═══ PROVIDED ENTRIES

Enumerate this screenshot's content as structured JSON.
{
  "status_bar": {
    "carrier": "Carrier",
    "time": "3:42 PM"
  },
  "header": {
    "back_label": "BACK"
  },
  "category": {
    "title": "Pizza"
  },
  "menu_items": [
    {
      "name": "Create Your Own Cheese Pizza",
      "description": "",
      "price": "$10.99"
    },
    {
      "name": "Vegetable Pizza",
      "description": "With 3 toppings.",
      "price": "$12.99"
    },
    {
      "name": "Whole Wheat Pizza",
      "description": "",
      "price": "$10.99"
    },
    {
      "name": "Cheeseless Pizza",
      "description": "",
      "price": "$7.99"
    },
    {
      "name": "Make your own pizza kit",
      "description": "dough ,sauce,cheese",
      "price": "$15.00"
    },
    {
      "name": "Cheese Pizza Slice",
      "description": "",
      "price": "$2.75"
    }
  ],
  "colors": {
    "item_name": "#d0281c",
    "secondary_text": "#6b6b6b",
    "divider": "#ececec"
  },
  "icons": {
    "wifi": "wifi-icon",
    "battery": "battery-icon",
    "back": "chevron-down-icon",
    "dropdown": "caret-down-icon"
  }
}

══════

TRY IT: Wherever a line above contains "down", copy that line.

SOLUTION TO THE PROBLEM:
    "back": "chevron-down-icon",
    "dropdown": "caret-down-icon"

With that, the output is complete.